Task to complete >> Print out the full material below, exact in every line, with no images included.

Excerpted data >>
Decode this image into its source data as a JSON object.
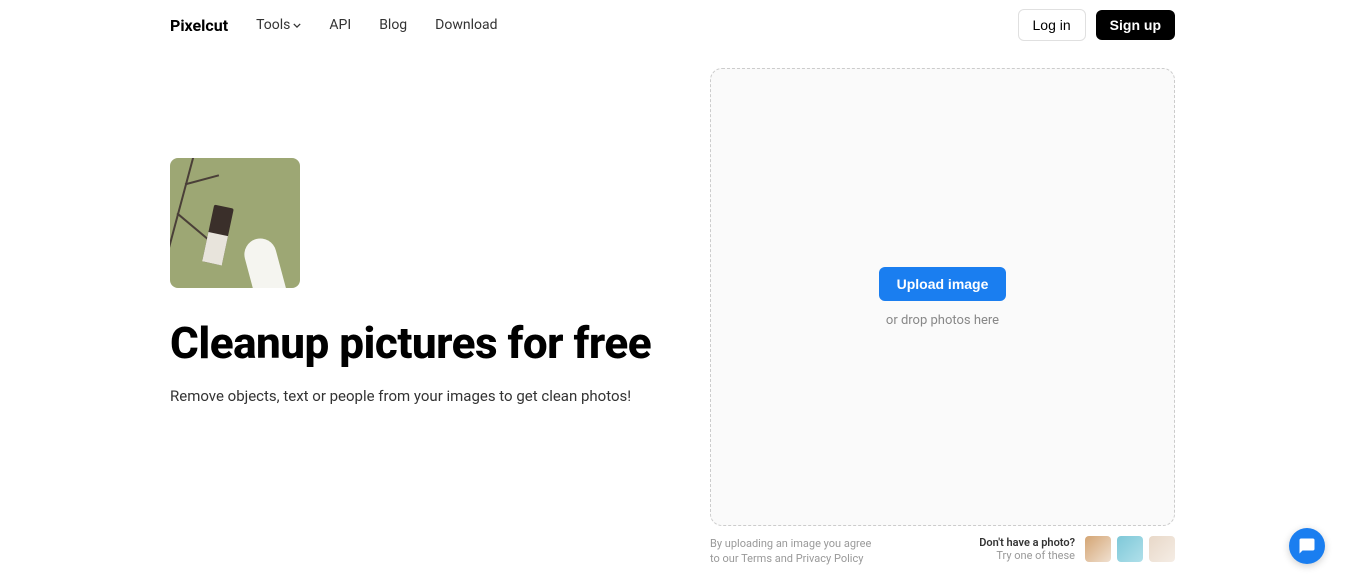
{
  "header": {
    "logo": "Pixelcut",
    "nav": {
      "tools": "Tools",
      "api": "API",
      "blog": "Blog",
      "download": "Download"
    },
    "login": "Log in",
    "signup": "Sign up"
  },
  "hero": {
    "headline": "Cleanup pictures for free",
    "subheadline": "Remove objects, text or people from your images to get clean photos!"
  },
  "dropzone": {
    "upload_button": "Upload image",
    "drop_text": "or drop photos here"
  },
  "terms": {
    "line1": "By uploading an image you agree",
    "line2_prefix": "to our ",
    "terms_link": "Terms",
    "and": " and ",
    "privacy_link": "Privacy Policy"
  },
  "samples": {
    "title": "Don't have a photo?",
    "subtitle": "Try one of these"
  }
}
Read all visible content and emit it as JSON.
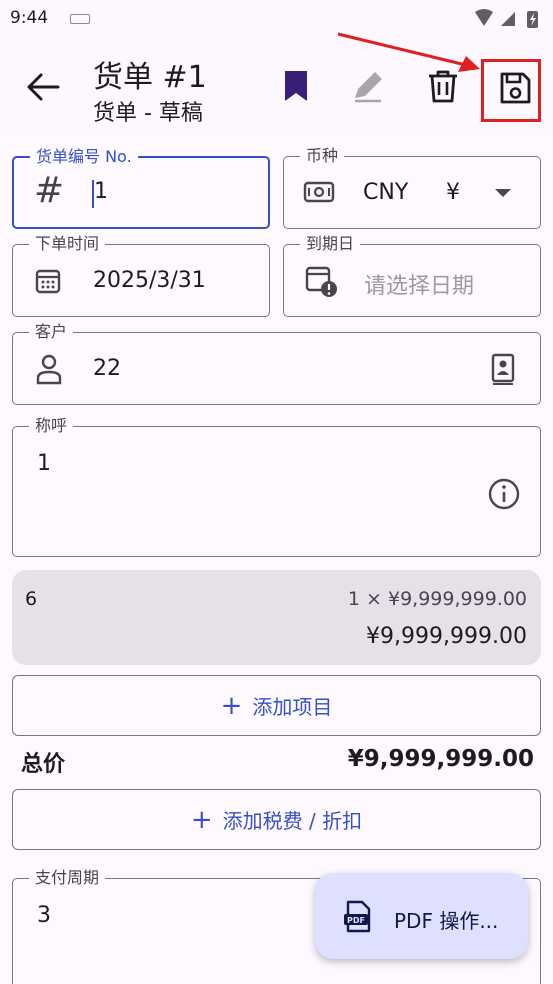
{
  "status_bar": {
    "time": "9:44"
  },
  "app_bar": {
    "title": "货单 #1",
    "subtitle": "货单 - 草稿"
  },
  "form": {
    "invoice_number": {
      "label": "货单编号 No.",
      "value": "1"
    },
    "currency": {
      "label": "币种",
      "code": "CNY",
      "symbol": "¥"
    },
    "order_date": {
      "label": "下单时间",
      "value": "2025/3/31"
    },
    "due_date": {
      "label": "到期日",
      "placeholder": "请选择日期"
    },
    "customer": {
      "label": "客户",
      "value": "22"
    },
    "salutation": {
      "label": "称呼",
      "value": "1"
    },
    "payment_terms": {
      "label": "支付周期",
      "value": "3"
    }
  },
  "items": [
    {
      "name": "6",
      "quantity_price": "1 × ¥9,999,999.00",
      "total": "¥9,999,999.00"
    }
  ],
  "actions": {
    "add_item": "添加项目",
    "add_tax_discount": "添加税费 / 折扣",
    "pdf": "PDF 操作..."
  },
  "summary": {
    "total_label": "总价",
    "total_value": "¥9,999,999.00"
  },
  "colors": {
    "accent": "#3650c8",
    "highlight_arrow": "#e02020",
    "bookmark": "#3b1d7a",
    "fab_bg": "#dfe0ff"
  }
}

Solution to the problem >>
Decode this image into its source data as a JSON object.
{
  "header": {
    "logo": "Pixelcut",
    "nav": {
      "tools": "Tools",
      "api": "API",
      "blog": "Blog",
      "download": "Download"
    },
    "login": "Log in",
    "signup": "Sign up"
  },
  "hero": {
    "headline": "Cleanup pictures for free",
    "subheadline": "Remove objects, text or people from your images to get clean photos!"
  },
  "dropzone": {
    "upload_button": "Upload image",
    "drop_text": "or drop photos here"
  },
  "terms": {
    "line1": "By uploading an image you agree",
    "line2_prefix": "to our ",
    "terms_link": "Terms",
    "and": " and ",
    "privacy_link": "Privacy Policy"
  },
  "samples": {
    "title": "Don't have a photo?",
    "subtitle": "Try one of these"
  }
}
Read all visible content and emit it as JSON.
{
  "status_bar": {
    "time": "9:44"
  },
  "app_bar": {
    "title": "货单 #1",
    "subtitle": "货单 - 草稿"
  },
  "form": {
    "invoice_number": {
      "label": "货单编号 No.",
      "value": "1"
    },
    "currency": {
      "label": "币种",
      "code": "CNY",
      "symbol": "¥"
    },
    "order_date": {
      "label": "下单时间",
      "value": "2025/3/31"
    },
    "due_date": {
      "label": "到期日",
      "placeholder": "请选择日期"
    },
    "customer": {
      "label": "客户",
      "value": "22"
    },
    "salutation": {
      "label": "称呼",
      "value": "1"
    },
    "payment_terms": {
      "label": "支付周期",
      "value": "3"
    }
  },
  "items": [
    {
      "name": "6",
      "quantity_price": "1 × ¥9,999,999.00",
      "total": "¥9,999,999.00"
    }
  ],
  "actions": {
    "add_item": "添加项目",
    "add_tax_discount": "添加税费 / 折扣",
    "pdf": "PDF 操作..."
  },
  "summary": {
    "total_label": "总价",
    "total_value": "¥9,999,999.00"
  },
  "colors": {
    "accent": "#3650c8",
    "highlight_arrow": "#e02020",
    "bookmark": "#3b1d7a",
    "fab_bg": "#dfe0ff"
  }
}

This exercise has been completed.